━━━━━ Extracted entries ━━━━━

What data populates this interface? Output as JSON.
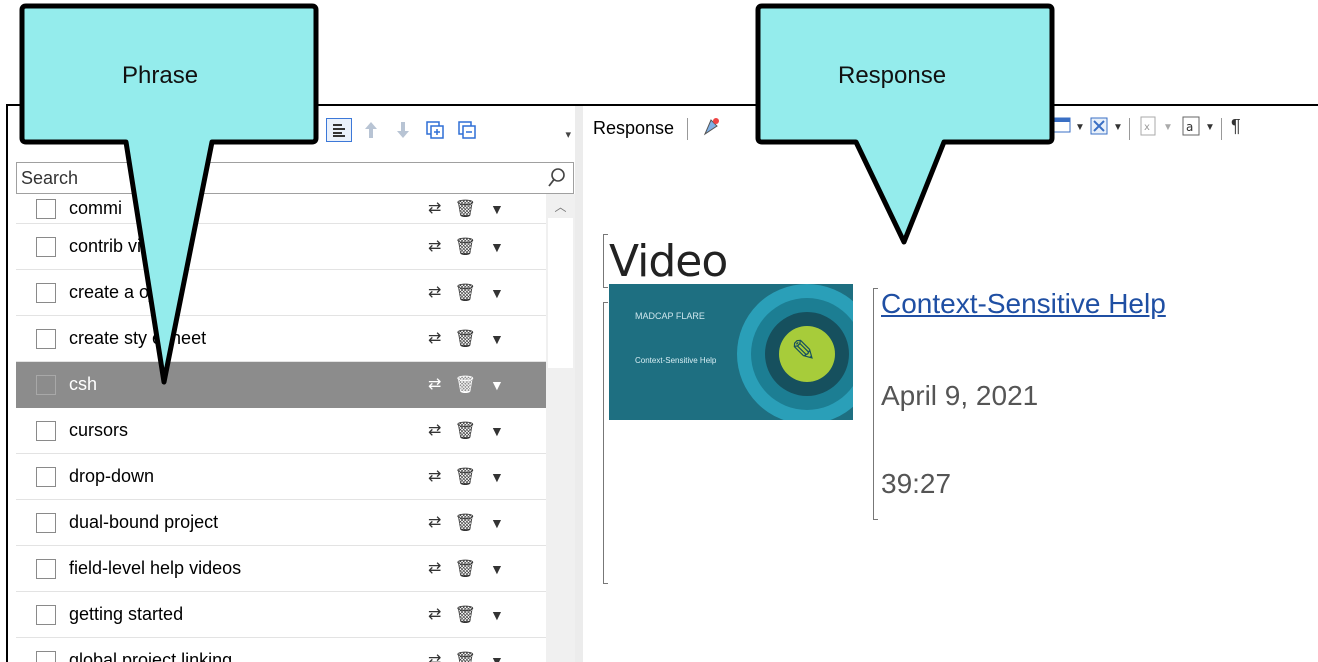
{
  "callouts": {
    "phrase": "Phrase",
    "response": "Response"
  },
  "phrase_pane": {
    "search_placeholder": "Search",
    "phrases": [
      {
        "label": "commi",
        "selected": false
      },
      {
        "label": "contrib     videos",
        "selected": false
      },
      {
        "label": "create a   oject",
        "selected": false
      },
      {
        "label": "create sty  esheet",
        "selected": false
      },
      {
        "label": "csh",
        "selected": true
      },
      {
        "label": "cursors",
        "selected": false
      },
      {
        "label": "drop-down",
        "selected": false
      },
      {
        "label": "dual-bound project",
        "selected": false
      },
      {
        "label": "field-level help videos",
        "selected": false
      },
      {
        "label": "getting started",
        "selected": false
      },
      {
        "label": "global project linking",
        "selected": false
      }
    ]
  },
  "response_pane": {
    "toolbar_label": "Response",
    "heading": "Video",
    "video": {
      "title": "Context-Sensitive Help",
      "date": "April 9, 2021",
      "duration": "39:27",
      "thumbnail_brand": "MADCAP FLARE",
      "thumbnail_subtitle": "Context-Sensitive Help"
    }
  },
  "colors": {
    "callout_fill": "#94ecec",
    "selected_row": "#8c8c8c",
    "link": "#1f4fa3",
    "thumbnail_bg": "#1e6f81",
    "accent_green": "#a7cc3a"
  }
}
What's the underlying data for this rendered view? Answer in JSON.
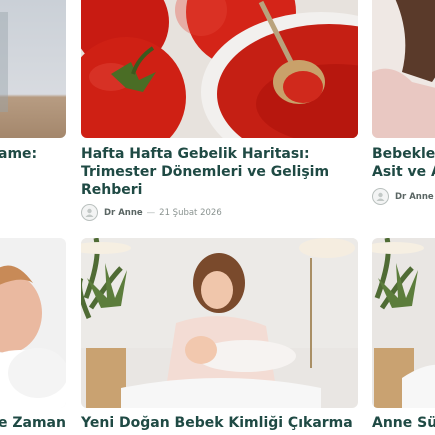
{
  "cards": [
    {
      "title_lines": [
        "ame:"
      ],
      "image_icon": "partial-left-image"
    },
    {
      "title_lines": [
        "Hafta Hafta Gebelik Haritası:",
        "Trimester Dönemleri ve Gelişim",
        "Rehberi"
      ],
      "author": "Dr Anne",
      "separator": "—",
      "date": "21 Şubat 2026",
      "image_icon": "tomato-paste-image"
    },
    {
      "title_lines": [
        "Bebekler",
        "Asit ve A"
      ],
      "author": "Dr Anne",
      "image_icon": "woman-image"
    }
  ],
  "row2": [
    {
      "title": "e Zaman",
      "image_icon": "baby-image"
    },
    {
      "title": "Yeni Doğan Bebek Kimliği Çıkarma",
      "image_icon": "mother-breastfeeding-image"
    },
    {
      "title": "Anne Süt",
      "image_icon": "mother-baby-image"
    }
  ],
  "colors": {
    "title": "#1f4a44",
    "meta": "#8a9390"
  }
}
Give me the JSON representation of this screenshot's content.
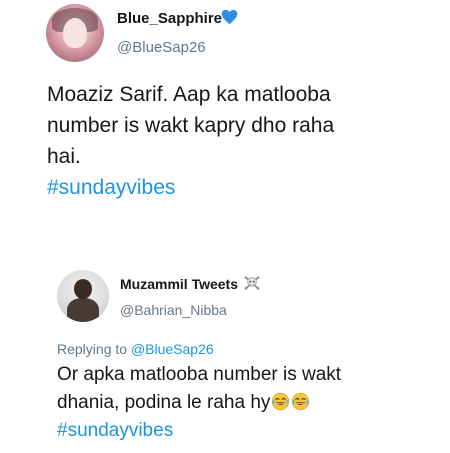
{
  "tweet": {
    "author_name": "Blue_Sapphire",
    "author_badge": "blue-heart-icon",
    "handle": "@BlueSap26",
    "text_lines": [
      "Moaziz Sarif. Aap ka matlooba",
      "number is wakt kapry dho raha",
      "hai."
    ],
    "hashtag": "#sundayvibes"
  },
  "reply": {
    "author_name": "Muzammil Tweets",
    "author_badge": "skull-crossbones-icon",
    "handle": "@Bahrian_Nibba",
    "replying_to_prefix": "Replying to",
    "replying_to_handle": "@BlueSap26",
    "text_lines": [
      "Or apka matlooba number is wakt",
      "dhania, podina le raha hy"
    ],
    "emojis": [
      "tears-of-joy-icon",
      "tears-of-joy-icon"
    ],
    "hashtag": "#sundayvibes"
  },
  "colors": {
    "link": "#1b95e0",
    "secondary_text": "#657786",
    "primary_text": "#14171a",
    "badge_heart": "#2d8ee6"
  }
}
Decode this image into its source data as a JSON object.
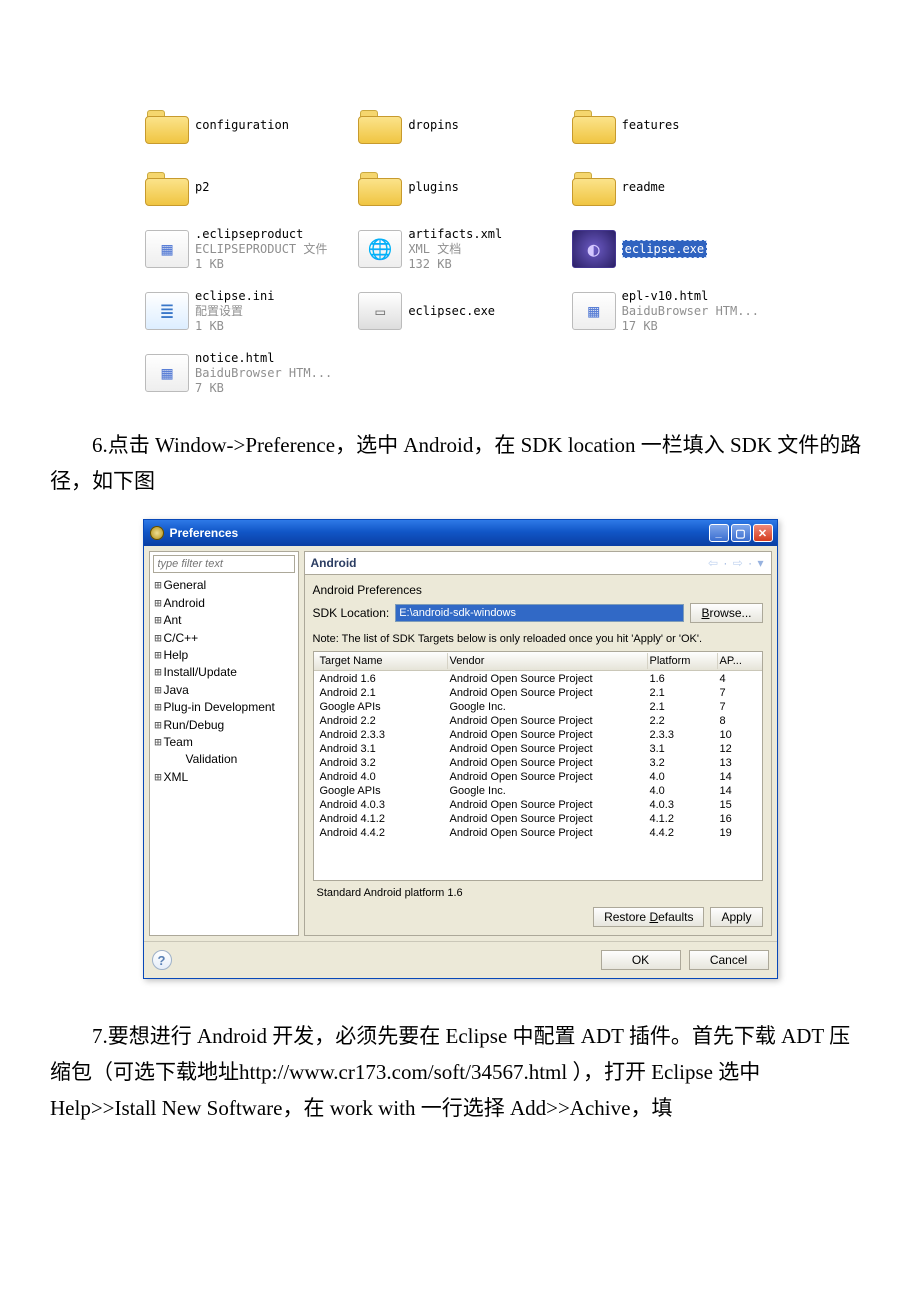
{
  "file_browser": {
    "items": [
      {
        "name": "configuration",
        "type": "folder"
      },
      {
        "name": "dropins",
        "type": "folder"
      },
      {
        "name": "features",
        "type": "folder"
      },
      {
        "name": "p2",
        "type": "folder"
      },
      {
        "name": "plugins",
        "type": "folder"
      },
      {
        "name": "readme",
        "type": "folder"
      },
      {
        "name": ".eclipseproduct",
        "sub1": "ECLIPSEPRODUCT 文件",
        "sub2": "1 KB",
        "icon": "blocks"
      },
      {
        "name": "artifacts.xml",
        "sub1": "XML 文档",
        "sub2": "132 KB",
        "icon": "globe"
      },
      {
        "name": "eclipse.exe",
        "selected": true,
        "icon": "eclipse-exe"
      },
      {
        "name": "eclipse.ini",
        "sub1": "配置设置",
        "sub2": "1 KB",
        "icon": "ini"
      },
      {
        "name": "eclipsec.exe",
        "icon": "exe"
      },
      {
        "name": "epl-v10.html",
        "sub1": "BaiduBrowser HTM...",
        "sub2": "17 KB",
        "icon": "blocks"
      },
      {
        "name": "notice.html",
        "sub1": "BaiduBrowser HTM...",
        "sub2": "7 KB",
        "icon": "blocks"
      }
    ]
  },
  "paragraph6": "6.点击 Window->Preference，选中 Android，在 SDK location 一栏填入 SDK 文件的路径，如下图",
  "paragraph7": "7.要想进行 Android 开发，必须先要在 Eclipse 中配置 ADT 插件。首先下载 ADT 压缩包（可选下载地址http://www.cr173.com/soft/34567.html ），打开 Eclipse 选中 Help>>Istall New Software，在 work with 一行选择 Add>>Achive，填",
  "dialog": {
    "title": "Preferences",
    "filter_placeholder": "type filter text",
    "tree": [
      {
        "label": "General",
        "exp": true
      },
      {
        "label": "Android",
        "exp": true
      },
      {
        "label": "Ant",
        "exp": true
      },
      {
        "label": "C/C++",
        "exp": true
      },
      {
        "label": "Help",
        "exp": true
      },
      {
        "label": "Install/Update",
        "exp": true
      },
      {
        "label": "Java",
        "exp": true
      },
      {
        "label": "Plug-in Development",
        "exp": true
      },
      {
        "label": "Run/Debug",
        "exp": true
      },
      {
        "label": "Team",
        "exp": true
      },
      {
        "label": "Validation",
        "child": true
      },
      {
        "label": "XML",
        "exp": true
      }
    ],
    "banner_title": "Android",
    "pref_label": "Android Preferences",
    "sdk_label": "SDK Location:",
    "sdk_value": "E:\\android-sdk-windows",
    "browse_btn": "Browse...",
    "note": "Note: The list of SDK Targets below is only reloaded once you hit 'Apply' or 'OK'.",
    "columns": [
      "Target Name",
      "Vendor",
      "Platform",
      "AP..."
    ],
    "rows": [
      [
        "Android 1.6",
        "Android Open Source Project",
        "1.6",
        "4"
      ],
      [
        "Android 2.1",
        "Android Open Source Project",
        "2.1",
        "7"
      ],
      [
        "Google APIs",
        "Google Inc.",
        "2.1",
        "7"
      ],
      [
        "Android 2.2",
        "Android Open Source Project",
        "2.2",
        "8"
      ],
      [
        "Android 2.3.3",
        "Android Open Source Project",
        "2.3.3",
        "10"
      ],
      [
        "Android 3.1",
        "Android Open Source Project",
        "3.1",
        "12"
      ],
      [
        "Android 3.2",
        "Android Open Source Project",
        "3.2",
        "13"
      ],
      [
        "Android 4.0",
        "Android Open Source Project",
        "4.0",
        "14"
      ],
      [
        "Google APIs",
        "Google Inc.",
        "4.0",
        "14"
      ],
      [
        "Android 4.0.3",
        "Android Open Source Project",
        "4.0.3",
        "15"
      ],
      [
        "Android 4.1.2",
        "Android Open Source Project",
        "4.1.2",
        "16"
      ],
      [
        "Android 4.4.2",
        "Android Open Source Project",
        "4.4.2",
        "19"
      ]
    ],
    "status": "Standard Android platform 1.6",
    "restore_btn": "Restore Defaults",
    "apply_btn": "Apply",
    "ok_btn": "OK",
    "cancel_btn": "Cancel"
  }
}
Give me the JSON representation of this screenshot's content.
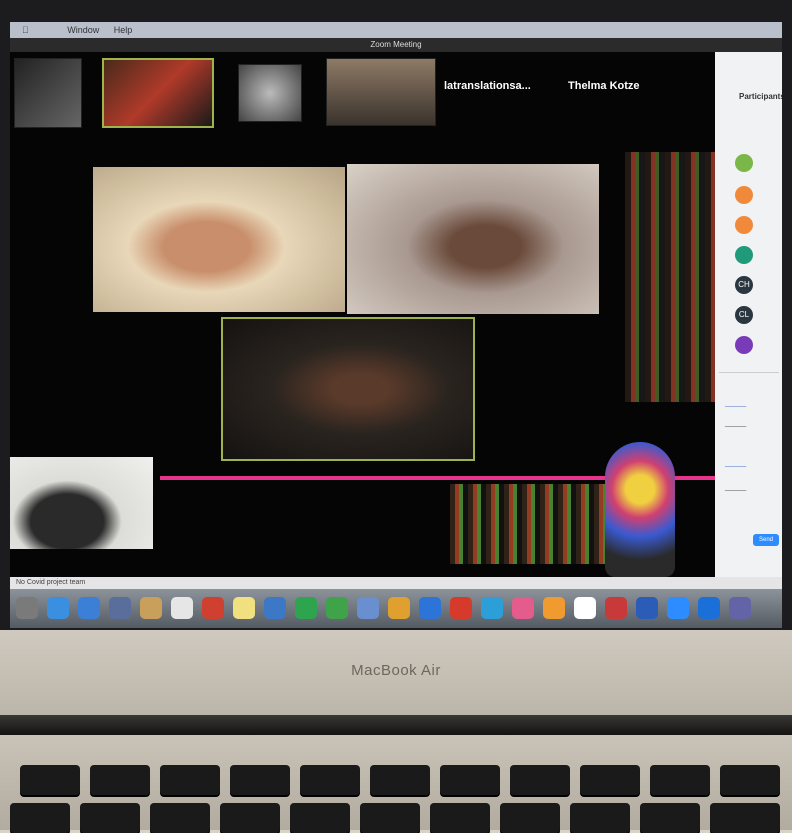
{
  "laptop": {
    "brand": "MacBook Air"
  },
  "os": {
    "menubar": [
      "",
      "",
      "Window",
      "Help"
    ],
    "window_title": "Zoom Meeting"
  },
  "meeting": {
    "participants_strip": [
      {
        "label": ""
      },
      {
        "label": ""
      },
      {
        "label": ""
      },
      {
        "label": ""
      },
      {
        "label": "latranslationsa..."
      },
      {
        "label": "Thelma Kotze"
      }
    ],
    "gallery_tiles": [
      "participant-1",
      "participant-2",
      "participant-3"
    ],
    "interpreter_tile": "sign-language-interpreter",
    "background_art": "painted-face-artwork"
  },
  "panel": {
    "title": "Participants",
    "avatars": [
      {
        "initials": "",
        "color": "#7ab648"
      },
      {
        "initials": "",
        "color": "#f08a3a"
      },
      {
        "initials": "",
        "color": "#f08a3a"
      },
      {
        "initials": "",
        "color": "#1f9a7a"
      },
      {
        "initials": "CH",
        "color": "#2a3640"
      },
      {
        "initials": "CL",
        "color": "#2a3640"
      },
      {
        "initials": "",
        "color": "#7a3bb8"
      }
    ],
    "send_button": "Send"
  },
  "infobar": {
    "left_text": "No Covid project team",
    "sub_text": ""
  },
  "dock": {
    "icon_colors": [
      "#7a7a7a",
      "#3b8fe0",
      "#3b7fd6",
      "#5a6e9c",
      "#c8a05c",
      "#e6e6e6",
      "#d04030",
      "#f0e080",
      "#3c78c6",
      "#2ea44f",
      "#3fa34a",
      "#6a8fd0",
      "#e0a030",
      "#2c74d8",
      "#d63a2a",
      "#2c9ed8",
      "#e45c8c",
      "#ef9b2f",
      "#ffffff",
      "#c83a3a",
      "#2b5cb8",
      "#2d8cff",
      "#1a6fd8",
      "#6264a7"
    ]
  },
  "colors": {
    "zoom_accent": "#2d8cff",
    "active_border": "#9fb34d",
    "neon": "#e8338a"
  }
}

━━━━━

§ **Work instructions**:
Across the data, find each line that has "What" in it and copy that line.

§ **Answer to the problem**:
What data populates this interface? Output as JSON.
What's the underlying data for this rendered view? Answer in JSON.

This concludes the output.